Investing in Sculpture: Power in Early-historic Scotland
Abstract THE SCULPTED STONES of Scotland have been used as a means of exploring Early-medieval art and ideology. Archaeological studies have also considered stone monuments within their physicalExpand
Introduction: literature in Britain and Ireland to 1150
The Parker Manuscript of the Anglo-Saxon Chronicle for 891 records that Dub Sláine, Mac Bethad and Máel Inmain crossed the Irish Sea in a rudderless boat, without sails and with little food. TheExpand


The Identity of the Scottish Nation: An Historic Quest
From the earliest times to the present day, this work traces the origin of Scottish national identity and people's perceptions of it. It covers the Scottish Origin Legend, expressed in the works ofExpand
Irish colonists in south‐west Britain
Abstract By assessing the results of excavations, inscriptions, personal and place names, settlement and land use patterns, two phases of Irish colonization into south‐west Britain can be recognized.Expand
In Defence of History
Written at a time of scepticism about our ability to learn from the past, this work reveals why history is possible and necessary. Quashing the claims of postmodern historians who deny theExpand
Chronicles and annals of medieval Ireland and Wales : the Clonmacnoise-group texts
The backbone of historical accounts of Ireland, Scotland and Wales to the twelfth century is provided by annalistic texts which are related to one another in varying ways. This volume seeks toExpand
The Celtic World

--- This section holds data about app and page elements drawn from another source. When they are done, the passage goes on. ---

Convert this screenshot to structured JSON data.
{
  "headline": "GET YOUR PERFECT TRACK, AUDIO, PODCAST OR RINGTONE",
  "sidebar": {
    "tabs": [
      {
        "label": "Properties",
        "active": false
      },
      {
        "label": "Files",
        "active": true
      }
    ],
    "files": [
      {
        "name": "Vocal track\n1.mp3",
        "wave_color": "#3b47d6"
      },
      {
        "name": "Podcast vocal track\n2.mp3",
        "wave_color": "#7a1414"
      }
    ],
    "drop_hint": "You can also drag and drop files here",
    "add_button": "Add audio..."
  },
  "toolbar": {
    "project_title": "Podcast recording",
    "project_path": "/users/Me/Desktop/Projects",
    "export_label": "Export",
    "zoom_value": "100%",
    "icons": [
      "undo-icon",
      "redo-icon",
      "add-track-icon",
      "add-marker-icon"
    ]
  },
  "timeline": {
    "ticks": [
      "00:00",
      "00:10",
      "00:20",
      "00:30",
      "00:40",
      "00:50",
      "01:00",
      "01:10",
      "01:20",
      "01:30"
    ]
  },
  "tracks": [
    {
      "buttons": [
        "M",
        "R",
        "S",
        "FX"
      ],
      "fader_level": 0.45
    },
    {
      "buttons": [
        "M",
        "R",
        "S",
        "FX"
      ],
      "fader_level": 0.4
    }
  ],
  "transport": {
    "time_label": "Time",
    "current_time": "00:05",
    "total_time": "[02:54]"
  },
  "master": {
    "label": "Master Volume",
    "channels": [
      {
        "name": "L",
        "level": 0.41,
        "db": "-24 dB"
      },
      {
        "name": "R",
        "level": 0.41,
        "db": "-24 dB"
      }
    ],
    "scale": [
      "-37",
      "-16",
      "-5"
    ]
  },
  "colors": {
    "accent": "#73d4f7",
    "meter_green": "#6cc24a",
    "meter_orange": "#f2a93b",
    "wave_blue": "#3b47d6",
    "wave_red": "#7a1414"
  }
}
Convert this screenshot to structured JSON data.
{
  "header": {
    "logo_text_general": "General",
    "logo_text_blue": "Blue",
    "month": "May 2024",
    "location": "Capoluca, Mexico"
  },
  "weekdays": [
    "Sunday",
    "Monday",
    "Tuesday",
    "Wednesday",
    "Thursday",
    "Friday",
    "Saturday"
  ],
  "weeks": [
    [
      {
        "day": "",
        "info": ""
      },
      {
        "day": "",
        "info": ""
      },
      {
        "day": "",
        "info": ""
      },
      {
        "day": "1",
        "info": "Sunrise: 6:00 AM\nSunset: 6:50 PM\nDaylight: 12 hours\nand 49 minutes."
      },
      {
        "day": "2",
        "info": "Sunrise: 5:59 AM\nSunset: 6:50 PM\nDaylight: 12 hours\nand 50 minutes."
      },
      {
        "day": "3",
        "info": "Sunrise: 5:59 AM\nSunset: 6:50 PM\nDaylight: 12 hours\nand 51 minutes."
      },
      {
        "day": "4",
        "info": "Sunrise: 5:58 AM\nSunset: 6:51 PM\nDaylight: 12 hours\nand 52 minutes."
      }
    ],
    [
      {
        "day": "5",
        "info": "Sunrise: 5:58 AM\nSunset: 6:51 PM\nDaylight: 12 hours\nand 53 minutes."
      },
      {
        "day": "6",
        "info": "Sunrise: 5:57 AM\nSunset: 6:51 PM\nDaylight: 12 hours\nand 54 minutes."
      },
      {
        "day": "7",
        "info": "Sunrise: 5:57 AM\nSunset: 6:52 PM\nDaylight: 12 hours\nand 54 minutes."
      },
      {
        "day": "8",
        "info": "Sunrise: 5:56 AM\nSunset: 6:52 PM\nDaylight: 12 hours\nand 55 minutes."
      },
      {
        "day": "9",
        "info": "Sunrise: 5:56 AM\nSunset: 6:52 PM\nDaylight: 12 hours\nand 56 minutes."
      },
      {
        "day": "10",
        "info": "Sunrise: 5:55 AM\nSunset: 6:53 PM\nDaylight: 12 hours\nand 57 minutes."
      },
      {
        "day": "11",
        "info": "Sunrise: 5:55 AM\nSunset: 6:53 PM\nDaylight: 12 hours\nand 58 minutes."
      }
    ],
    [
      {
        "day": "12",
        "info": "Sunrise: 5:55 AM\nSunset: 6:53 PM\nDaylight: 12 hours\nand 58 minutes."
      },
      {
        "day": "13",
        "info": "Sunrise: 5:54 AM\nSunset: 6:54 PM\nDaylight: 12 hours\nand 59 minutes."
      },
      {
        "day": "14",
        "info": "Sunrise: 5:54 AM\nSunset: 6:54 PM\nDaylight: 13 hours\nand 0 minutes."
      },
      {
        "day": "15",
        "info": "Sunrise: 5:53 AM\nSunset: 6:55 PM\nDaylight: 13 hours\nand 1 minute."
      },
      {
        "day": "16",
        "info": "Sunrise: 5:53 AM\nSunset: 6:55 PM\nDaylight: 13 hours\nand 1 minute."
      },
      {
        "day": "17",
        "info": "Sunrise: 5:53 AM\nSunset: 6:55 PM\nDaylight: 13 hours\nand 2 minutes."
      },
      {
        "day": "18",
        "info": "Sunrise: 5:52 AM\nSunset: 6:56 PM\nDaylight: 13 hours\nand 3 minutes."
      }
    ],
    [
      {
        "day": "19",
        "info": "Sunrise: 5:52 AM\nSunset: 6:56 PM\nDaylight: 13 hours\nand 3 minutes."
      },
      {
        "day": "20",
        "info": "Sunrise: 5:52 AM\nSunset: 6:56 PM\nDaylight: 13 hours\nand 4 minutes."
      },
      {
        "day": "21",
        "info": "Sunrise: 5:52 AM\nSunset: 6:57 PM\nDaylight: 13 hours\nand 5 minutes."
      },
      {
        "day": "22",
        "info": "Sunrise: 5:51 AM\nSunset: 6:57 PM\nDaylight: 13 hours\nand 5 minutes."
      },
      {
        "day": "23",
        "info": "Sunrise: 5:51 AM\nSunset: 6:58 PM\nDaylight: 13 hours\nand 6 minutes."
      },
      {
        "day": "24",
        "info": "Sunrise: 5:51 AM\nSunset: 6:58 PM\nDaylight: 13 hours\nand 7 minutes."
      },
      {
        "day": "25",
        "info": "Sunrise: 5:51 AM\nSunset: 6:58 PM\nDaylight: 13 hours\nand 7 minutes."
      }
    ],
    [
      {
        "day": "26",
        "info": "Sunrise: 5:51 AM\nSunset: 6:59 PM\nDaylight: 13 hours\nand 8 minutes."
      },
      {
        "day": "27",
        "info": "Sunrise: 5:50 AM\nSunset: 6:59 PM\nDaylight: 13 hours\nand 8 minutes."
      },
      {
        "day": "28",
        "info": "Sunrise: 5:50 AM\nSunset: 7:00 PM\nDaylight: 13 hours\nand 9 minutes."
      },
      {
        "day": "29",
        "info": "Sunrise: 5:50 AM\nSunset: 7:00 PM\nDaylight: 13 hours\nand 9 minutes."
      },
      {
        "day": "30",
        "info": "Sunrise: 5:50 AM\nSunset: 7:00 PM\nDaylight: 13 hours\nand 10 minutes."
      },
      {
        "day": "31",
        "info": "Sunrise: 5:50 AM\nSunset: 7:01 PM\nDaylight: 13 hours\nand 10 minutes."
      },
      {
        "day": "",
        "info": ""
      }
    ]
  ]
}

Celtic World will quickly establish itself as the general survey of the ancient Celtic peoples and their successors.
Genetics, linguistics, and prehistory: thinking big and thinking straight
Many claims have been made linking ancient languages with genetically identified prehistoric and modern populations. There is much new ‘evidence’ and intense debate on the validity andExpand
Bede's ecclesiastical history of the English people
Bede's Ecclesiastical History of the English People was completed in 731 and still ranks among the most popular of history books. By the end of the eighth century, copies of it were to be found inExpand
Crannogs; a diminishing resource? A survey of the crannogs of southwest Scotland and excavations at Buiston Crannog
Res. d'A.: Investigations in the 19th century demonstrated that Scottish crannogs, the distinctive waterlogged settlements in the shallow waters at the edge of lochs, were very rich in organicExpand